___ EXTRACTED DATA

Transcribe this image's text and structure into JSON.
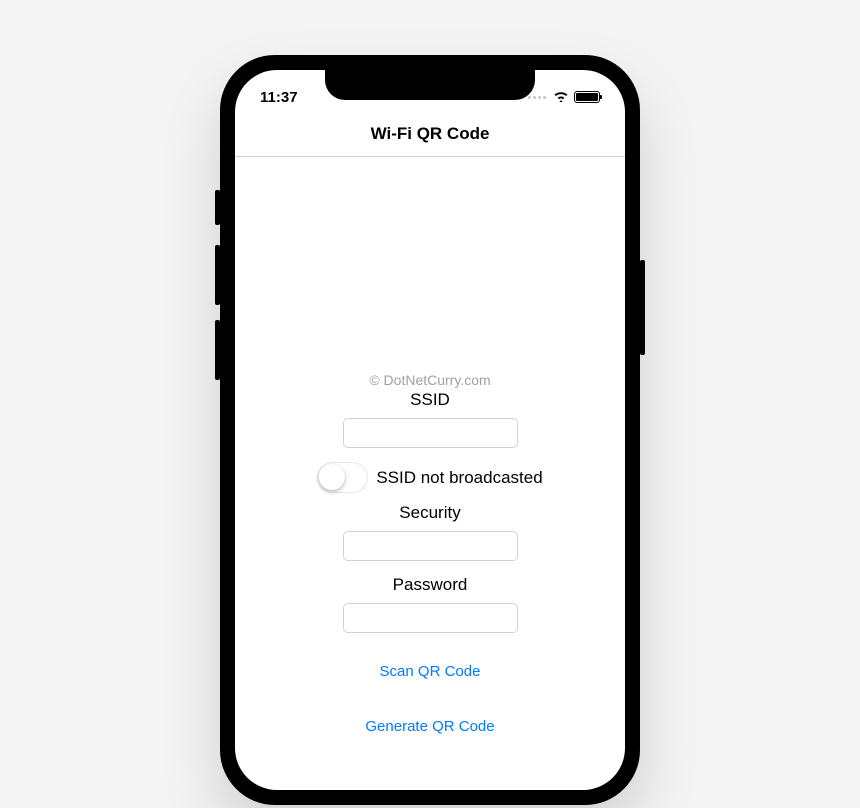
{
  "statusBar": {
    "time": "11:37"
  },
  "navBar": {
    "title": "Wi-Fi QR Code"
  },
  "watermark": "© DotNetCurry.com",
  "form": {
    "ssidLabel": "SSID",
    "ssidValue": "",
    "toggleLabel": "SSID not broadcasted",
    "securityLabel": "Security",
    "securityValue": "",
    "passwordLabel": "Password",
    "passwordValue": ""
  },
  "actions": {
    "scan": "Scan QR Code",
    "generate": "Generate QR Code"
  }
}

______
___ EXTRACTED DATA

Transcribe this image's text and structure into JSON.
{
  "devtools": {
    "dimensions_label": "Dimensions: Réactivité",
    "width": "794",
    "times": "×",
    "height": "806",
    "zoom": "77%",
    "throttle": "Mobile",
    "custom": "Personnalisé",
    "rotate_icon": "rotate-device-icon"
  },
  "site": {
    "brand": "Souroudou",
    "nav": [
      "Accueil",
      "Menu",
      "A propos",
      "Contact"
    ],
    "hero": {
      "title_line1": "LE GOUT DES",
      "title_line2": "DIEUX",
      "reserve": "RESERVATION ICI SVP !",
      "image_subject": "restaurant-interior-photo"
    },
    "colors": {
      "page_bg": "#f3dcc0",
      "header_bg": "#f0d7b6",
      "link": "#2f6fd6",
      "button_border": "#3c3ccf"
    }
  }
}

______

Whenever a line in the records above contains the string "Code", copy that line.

WRITTEN SOLUTION:
    "title": "Wi-Fi QR Code"
    "scan": "Scan QR Code",
    "generate": "Generate QR Code"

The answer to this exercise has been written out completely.